Then he vanishes until November of 2006, and a brief story detailing fraud charges against him in connection with three phony health cards. Granville has always denied the allegations and eventually the charges were dropped, but he lost his job at the ministry of health.
By then he was 32, and we had all stopped hoping he’d blossom into a world-class athlete. I just wished he would grow up, but couldn’t stop thinking of the headlines he would have generated if his commitment to any sport matched his talent in all of them.
None of us knew the incident would set him up to break records a decade later.
Losing his 9-to-5 forced him to focus full-time on strength coaching, and he spent the following years researching ways to grow his business. He also learned coaching isn’t about shouting instructions but about nudging people to become better versions of themselves.
Still, he grappled with regrets over his own untapped potential.
In 2014, he took a powerlifting certification course, hoping to bolster his coaching skills. He met high-level lifters, and learned the poundages he routinely tossed around in workouts could win medals in competition.
From there, for the first time in his life as an athlete, he committed to mastering a sport. Even if it meant addressing his weaknesses. Even if it meant starting at age 41.
And when Granville’s natural aptitude merged with his sense of unfinished business, records fell quickly. He entered his first competition in December 2016. Eighteen months later, he held 13 national marks for drug-free lifters in his age group and weight class.

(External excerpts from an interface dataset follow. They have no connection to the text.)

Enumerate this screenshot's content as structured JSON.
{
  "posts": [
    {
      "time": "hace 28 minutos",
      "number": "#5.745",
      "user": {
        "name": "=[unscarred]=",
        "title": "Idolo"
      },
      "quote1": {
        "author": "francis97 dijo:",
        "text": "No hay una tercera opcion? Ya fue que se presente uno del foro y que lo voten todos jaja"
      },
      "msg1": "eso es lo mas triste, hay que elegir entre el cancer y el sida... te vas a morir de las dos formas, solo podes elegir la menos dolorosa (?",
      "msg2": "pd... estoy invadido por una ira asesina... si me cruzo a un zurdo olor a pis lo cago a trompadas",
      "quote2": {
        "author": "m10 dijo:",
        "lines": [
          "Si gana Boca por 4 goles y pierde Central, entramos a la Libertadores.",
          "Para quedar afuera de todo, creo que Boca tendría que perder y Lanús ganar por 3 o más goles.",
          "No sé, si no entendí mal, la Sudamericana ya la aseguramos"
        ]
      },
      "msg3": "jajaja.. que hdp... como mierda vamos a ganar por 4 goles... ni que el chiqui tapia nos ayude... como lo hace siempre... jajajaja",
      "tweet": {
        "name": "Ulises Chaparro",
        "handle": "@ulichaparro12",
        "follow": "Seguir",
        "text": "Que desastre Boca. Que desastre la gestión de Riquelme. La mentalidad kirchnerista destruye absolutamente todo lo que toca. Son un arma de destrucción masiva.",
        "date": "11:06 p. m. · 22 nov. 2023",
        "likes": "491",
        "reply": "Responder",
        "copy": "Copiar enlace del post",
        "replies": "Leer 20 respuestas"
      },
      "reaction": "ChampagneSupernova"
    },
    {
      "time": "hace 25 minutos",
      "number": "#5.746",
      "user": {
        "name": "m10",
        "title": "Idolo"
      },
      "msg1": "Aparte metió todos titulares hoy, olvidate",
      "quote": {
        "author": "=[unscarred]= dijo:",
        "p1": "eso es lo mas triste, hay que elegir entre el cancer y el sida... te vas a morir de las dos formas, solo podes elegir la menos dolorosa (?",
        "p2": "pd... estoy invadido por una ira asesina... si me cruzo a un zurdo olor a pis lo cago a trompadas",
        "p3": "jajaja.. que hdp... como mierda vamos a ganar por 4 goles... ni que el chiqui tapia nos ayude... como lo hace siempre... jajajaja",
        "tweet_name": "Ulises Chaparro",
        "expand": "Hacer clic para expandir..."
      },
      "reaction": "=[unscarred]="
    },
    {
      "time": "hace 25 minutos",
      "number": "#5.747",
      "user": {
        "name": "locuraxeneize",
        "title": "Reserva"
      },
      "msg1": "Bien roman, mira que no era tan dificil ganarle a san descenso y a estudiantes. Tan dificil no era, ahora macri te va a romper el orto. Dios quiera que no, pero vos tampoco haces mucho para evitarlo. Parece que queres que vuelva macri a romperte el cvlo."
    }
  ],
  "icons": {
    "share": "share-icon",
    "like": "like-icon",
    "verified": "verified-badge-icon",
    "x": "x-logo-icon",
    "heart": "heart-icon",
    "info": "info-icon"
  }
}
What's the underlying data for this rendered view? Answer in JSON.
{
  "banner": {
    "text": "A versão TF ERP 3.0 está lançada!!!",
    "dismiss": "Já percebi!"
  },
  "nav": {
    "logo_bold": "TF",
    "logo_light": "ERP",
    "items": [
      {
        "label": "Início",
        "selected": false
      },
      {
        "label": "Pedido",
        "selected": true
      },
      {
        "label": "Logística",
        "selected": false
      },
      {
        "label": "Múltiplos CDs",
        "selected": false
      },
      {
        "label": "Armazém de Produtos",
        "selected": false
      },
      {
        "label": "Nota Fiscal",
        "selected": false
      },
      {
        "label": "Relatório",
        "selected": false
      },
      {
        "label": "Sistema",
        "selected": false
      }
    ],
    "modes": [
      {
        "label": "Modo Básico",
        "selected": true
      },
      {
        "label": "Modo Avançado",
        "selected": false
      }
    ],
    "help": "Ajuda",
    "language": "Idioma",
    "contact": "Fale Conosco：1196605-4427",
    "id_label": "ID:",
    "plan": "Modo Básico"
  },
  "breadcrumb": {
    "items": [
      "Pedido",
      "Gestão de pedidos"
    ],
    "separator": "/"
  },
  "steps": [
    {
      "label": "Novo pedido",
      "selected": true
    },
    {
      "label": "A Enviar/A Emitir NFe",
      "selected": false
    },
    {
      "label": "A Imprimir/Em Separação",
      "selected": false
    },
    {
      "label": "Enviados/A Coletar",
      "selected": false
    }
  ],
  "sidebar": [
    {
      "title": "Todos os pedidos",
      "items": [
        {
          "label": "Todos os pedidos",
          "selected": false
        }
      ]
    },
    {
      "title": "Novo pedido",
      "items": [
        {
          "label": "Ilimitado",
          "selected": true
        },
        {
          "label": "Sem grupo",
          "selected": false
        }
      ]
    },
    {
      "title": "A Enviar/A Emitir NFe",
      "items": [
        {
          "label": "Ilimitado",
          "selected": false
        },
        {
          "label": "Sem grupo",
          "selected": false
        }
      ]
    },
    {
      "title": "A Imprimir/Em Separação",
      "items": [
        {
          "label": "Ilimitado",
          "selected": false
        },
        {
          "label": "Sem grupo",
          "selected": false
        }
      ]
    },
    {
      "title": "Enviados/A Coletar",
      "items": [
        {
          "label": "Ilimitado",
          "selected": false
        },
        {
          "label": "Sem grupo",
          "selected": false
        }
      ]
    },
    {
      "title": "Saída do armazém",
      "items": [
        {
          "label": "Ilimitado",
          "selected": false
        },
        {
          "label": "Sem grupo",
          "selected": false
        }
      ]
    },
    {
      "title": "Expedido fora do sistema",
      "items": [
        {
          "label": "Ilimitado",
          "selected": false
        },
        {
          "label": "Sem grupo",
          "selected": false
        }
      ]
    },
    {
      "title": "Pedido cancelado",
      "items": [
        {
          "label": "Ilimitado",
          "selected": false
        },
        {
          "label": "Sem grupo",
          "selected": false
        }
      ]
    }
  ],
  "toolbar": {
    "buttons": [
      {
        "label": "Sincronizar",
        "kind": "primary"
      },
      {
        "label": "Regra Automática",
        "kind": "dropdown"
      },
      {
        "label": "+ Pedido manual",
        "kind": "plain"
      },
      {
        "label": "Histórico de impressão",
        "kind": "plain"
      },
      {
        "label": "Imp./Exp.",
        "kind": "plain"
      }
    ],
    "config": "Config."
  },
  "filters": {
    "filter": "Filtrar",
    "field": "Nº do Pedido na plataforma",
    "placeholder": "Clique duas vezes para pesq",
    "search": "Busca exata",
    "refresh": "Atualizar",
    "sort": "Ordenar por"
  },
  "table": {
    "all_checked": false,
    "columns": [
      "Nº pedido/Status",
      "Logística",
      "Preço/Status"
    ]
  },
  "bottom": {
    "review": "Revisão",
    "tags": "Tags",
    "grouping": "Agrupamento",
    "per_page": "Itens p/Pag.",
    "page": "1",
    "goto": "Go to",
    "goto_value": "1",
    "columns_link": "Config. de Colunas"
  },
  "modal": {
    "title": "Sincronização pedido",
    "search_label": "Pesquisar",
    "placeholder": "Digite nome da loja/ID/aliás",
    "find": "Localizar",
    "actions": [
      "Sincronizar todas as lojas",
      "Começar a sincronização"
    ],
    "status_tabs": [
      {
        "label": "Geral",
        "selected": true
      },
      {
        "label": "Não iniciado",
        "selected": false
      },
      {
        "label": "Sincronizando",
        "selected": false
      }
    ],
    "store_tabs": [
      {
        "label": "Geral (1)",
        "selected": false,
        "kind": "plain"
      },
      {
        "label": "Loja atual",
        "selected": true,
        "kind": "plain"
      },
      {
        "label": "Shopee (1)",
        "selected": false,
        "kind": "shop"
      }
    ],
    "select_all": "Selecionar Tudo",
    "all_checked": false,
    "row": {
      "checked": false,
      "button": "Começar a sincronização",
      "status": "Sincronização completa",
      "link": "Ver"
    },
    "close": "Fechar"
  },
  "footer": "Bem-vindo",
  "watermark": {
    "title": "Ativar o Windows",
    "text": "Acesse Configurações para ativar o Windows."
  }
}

Previous versions of Granville loved quick wins and hated the discomfort that often precedes success, the rigorous self-examination and constant correcting of weaknesses.
But high-level powerlifting doesn’t just expose faults. It punishes them.
Lack hip joint mobility? You won’t squat deep enough to satisfy judges. Favour one lift at the expense of others? Well-rounded rivals will outclass you.
In June, Granville weighed in at 242 pounds and then squatted 520, bench-pressed 430 and deadlifted 617 for a total of 1,567 pounds — all world records for a drug-tested powerlifter in his age class. The next month he turned 44 and in August he set new records, lifting a total of 1,604 pounds at the AWPC world championships in Manchester, England.
Strangers often attribute his success to steroids, which aren’t taboo in elite powerlifting. In many competitions, the distinction between “amateur” and “professional” isn’t prize money but drug testing.
But Granville is simply an outlier whose world records reflect elite talent and a new mindset.
In high school he played to his strengths — his linear speed and vertical leap — but rarely addressed weaknesses, such as his lateral quickness or life choices.
Granville’s transformation into one of the world’s top drug-free masters powerlifters doesn’t just indicate physical strength. We’ve always known he was strong.
But he changed his legacy only when he acknowledged his shortcomings — and tackled them head-on.
Morgan Campbell is a sports reporter based in Toronto. Follow him on Twitter: @MorganPCampbell